§ Exercise requirements: Find the word "duration" in the records below. List each line containing it.

(Material for this exercise begins)

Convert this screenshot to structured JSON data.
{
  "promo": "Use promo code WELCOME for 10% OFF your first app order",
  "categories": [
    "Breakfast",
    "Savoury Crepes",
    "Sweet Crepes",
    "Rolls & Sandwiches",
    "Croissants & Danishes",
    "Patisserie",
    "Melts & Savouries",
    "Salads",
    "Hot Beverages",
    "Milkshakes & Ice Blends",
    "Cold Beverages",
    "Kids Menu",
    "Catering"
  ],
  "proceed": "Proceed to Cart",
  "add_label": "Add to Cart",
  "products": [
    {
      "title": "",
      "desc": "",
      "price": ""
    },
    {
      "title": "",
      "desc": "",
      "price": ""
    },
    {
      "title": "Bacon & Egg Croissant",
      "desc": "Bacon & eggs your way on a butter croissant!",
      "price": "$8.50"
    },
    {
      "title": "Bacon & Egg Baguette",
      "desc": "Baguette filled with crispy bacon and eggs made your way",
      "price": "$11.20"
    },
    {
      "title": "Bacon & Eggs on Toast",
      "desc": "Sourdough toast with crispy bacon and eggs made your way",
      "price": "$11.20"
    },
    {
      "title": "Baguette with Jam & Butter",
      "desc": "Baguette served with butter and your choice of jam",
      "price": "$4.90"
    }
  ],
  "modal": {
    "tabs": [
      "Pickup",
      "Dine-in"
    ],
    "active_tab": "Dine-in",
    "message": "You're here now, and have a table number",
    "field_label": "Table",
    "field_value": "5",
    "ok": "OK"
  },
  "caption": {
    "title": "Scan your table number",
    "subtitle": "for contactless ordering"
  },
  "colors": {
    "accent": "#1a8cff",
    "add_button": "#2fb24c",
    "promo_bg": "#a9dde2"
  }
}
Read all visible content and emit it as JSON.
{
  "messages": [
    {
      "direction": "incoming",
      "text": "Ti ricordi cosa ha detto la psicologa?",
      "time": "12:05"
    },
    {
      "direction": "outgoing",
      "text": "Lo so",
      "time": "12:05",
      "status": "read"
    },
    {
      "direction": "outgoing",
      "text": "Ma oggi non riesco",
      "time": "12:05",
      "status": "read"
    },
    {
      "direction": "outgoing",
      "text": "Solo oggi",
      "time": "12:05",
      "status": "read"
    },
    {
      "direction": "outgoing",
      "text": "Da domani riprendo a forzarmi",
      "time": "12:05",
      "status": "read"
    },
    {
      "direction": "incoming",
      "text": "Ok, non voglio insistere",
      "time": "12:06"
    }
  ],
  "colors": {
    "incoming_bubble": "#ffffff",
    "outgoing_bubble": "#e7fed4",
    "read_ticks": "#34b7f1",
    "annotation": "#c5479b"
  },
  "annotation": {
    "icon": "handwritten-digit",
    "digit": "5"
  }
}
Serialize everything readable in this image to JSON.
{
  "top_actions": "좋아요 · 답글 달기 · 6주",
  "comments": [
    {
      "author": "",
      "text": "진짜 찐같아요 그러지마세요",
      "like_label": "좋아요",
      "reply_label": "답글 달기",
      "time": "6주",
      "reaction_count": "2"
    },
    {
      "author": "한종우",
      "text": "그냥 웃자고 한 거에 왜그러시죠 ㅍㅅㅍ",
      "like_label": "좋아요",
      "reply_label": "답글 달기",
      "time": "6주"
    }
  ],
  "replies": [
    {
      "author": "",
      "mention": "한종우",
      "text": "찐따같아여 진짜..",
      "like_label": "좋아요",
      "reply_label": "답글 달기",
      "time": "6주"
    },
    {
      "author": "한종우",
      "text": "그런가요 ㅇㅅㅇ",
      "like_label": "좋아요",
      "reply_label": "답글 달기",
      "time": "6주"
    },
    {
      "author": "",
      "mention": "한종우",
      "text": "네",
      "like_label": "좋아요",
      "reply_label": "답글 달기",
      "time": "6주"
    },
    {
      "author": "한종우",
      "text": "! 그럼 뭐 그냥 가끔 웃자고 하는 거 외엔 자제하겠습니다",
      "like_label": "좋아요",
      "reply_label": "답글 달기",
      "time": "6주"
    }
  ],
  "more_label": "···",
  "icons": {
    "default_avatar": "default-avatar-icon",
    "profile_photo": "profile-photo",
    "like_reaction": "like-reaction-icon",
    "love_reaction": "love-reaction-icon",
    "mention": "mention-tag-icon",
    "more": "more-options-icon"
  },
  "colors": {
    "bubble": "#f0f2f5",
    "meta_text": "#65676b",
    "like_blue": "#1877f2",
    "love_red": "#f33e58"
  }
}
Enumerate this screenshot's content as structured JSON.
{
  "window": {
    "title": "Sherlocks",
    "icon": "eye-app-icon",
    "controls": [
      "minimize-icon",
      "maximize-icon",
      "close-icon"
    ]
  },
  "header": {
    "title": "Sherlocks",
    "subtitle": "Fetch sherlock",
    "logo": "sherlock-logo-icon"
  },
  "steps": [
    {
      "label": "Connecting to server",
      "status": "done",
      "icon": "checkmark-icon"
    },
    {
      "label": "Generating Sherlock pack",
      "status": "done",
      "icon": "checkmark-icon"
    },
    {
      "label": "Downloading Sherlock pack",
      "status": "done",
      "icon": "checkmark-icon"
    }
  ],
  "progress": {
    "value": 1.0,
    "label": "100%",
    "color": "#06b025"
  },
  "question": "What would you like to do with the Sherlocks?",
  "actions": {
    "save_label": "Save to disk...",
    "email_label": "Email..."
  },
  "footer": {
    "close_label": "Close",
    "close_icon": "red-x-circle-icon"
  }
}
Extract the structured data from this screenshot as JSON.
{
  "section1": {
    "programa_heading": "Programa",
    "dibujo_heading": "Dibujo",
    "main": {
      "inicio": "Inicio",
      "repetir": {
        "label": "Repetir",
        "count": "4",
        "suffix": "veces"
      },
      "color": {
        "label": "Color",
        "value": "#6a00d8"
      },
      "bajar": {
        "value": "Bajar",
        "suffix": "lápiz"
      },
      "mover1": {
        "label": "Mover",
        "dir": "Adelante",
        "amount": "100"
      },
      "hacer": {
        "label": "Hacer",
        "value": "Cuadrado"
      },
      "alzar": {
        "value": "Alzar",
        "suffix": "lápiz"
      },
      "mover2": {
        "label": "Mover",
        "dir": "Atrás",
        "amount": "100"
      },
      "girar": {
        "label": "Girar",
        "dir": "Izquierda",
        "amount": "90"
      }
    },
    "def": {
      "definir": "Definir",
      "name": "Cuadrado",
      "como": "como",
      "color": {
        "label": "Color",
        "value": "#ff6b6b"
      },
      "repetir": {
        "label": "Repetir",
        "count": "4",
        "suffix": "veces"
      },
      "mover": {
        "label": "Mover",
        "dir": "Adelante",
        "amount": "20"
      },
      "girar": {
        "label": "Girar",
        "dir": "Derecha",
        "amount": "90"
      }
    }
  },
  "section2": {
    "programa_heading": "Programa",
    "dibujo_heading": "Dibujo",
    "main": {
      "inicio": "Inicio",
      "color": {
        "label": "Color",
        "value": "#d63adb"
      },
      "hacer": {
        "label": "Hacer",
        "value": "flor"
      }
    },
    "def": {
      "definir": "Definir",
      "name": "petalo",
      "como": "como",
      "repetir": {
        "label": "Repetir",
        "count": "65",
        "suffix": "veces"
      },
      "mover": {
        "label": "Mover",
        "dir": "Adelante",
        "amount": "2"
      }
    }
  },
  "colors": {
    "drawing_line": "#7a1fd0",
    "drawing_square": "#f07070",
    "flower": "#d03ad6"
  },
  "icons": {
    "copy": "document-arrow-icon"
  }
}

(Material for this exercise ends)
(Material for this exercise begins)

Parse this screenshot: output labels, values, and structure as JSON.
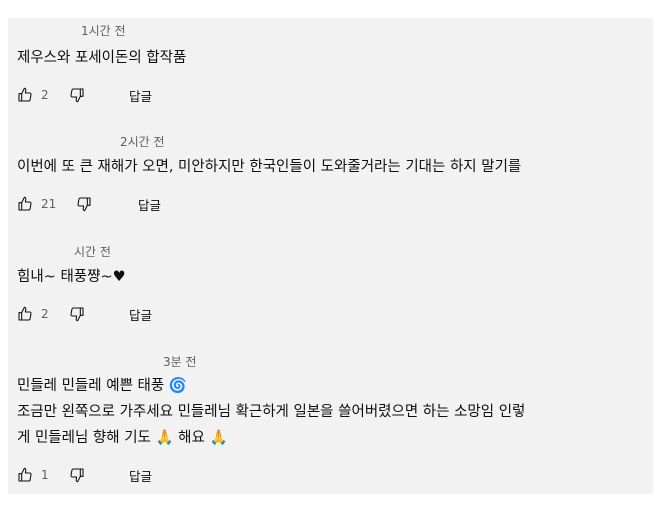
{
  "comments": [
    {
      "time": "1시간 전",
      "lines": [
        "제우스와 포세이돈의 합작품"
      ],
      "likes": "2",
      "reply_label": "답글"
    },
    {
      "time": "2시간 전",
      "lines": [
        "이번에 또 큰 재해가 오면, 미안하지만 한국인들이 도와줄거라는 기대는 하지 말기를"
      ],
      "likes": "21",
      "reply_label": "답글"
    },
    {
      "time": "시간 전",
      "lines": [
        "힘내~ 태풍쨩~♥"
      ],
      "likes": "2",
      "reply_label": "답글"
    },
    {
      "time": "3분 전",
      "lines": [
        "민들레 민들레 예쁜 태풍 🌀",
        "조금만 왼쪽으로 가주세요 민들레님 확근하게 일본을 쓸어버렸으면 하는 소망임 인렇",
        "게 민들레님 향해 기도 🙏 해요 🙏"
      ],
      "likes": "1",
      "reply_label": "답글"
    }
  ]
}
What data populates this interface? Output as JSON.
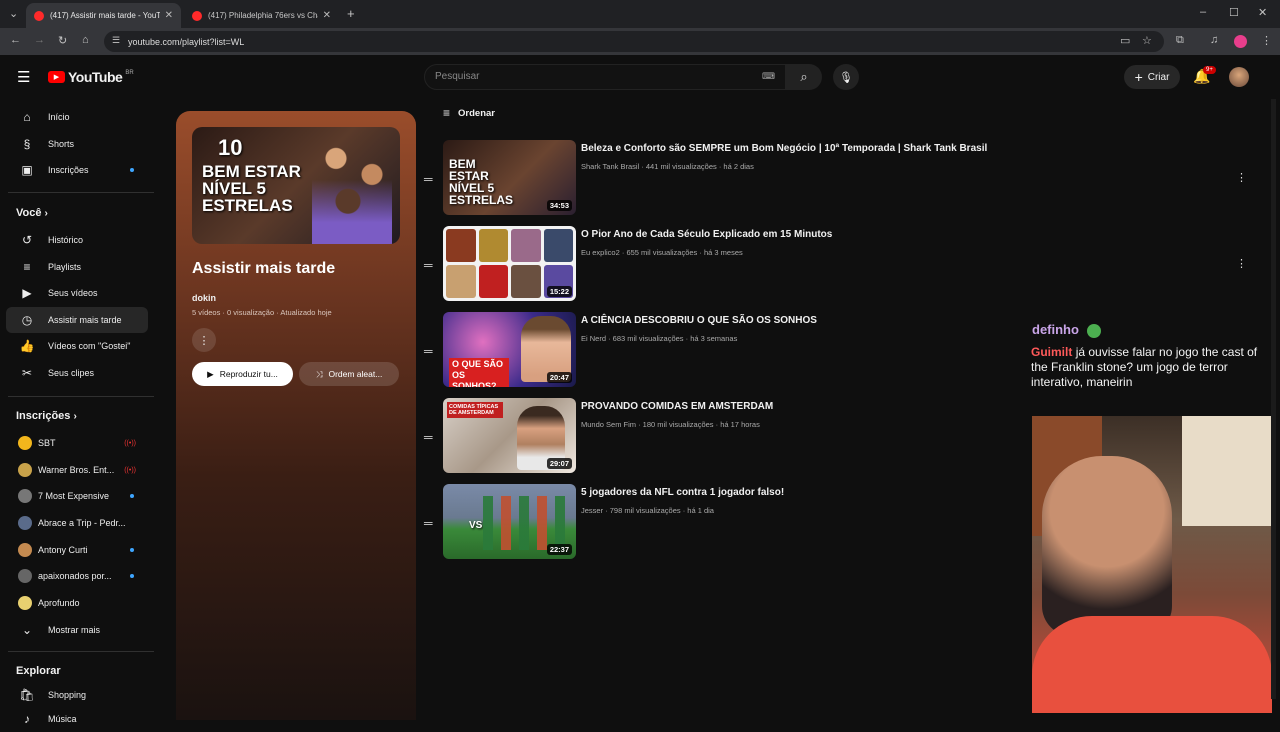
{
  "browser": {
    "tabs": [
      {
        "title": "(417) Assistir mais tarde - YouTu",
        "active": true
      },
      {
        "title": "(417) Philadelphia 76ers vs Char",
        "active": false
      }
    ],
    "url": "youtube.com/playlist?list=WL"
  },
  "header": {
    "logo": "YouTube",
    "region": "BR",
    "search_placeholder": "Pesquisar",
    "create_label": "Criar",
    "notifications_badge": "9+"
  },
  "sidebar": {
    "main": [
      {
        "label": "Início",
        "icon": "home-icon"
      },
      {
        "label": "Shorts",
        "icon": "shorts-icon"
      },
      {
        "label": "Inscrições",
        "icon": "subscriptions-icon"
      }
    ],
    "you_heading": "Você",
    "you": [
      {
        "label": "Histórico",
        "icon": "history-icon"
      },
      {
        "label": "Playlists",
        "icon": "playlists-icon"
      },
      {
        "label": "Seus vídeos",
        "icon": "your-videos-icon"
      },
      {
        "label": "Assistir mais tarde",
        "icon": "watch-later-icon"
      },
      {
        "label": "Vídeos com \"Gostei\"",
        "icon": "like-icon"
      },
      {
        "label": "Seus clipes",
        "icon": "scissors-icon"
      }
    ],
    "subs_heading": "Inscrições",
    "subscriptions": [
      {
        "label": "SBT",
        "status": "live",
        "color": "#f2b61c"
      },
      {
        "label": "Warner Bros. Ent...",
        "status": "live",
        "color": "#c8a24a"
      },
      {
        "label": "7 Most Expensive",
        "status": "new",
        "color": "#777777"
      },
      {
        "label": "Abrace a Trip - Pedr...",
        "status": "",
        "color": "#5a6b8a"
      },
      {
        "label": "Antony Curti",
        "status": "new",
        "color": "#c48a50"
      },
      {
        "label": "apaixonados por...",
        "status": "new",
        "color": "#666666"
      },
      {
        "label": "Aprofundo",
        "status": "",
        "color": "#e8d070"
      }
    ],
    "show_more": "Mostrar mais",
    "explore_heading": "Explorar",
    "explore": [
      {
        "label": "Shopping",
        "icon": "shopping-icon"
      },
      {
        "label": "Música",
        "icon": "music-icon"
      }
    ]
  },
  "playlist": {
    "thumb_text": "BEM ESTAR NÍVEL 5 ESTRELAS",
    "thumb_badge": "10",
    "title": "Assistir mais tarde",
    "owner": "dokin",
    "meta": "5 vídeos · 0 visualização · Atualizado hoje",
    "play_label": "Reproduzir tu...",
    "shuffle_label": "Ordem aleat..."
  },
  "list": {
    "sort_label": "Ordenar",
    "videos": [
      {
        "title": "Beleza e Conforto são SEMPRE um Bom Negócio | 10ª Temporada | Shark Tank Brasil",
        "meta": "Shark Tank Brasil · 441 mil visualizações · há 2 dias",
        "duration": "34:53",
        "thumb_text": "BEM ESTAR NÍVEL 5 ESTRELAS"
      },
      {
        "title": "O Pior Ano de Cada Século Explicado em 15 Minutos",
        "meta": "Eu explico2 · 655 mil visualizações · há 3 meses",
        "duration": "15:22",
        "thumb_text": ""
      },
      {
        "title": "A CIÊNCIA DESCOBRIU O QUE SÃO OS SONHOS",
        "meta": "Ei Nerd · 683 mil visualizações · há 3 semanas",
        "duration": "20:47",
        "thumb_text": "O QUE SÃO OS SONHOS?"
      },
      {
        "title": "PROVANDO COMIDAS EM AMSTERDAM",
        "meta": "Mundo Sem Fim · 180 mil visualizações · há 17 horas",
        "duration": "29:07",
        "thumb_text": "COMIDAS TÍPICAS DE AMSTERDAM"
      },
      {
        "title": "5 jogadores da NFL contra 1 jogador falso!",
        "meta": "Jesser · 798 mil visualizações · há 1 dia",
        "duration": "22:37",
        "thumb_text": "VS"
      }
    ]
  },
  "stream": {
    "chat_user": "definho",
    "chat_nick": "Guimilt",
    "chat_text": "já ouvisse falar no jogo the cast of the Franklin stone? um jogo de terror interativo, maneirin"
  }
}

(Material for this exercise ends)

§ Finished task:
        "duration": "34:53",
        "duration": "15:22",
        "duration": "20:47",
        "duration": "29:07",
        "duration": "22:37",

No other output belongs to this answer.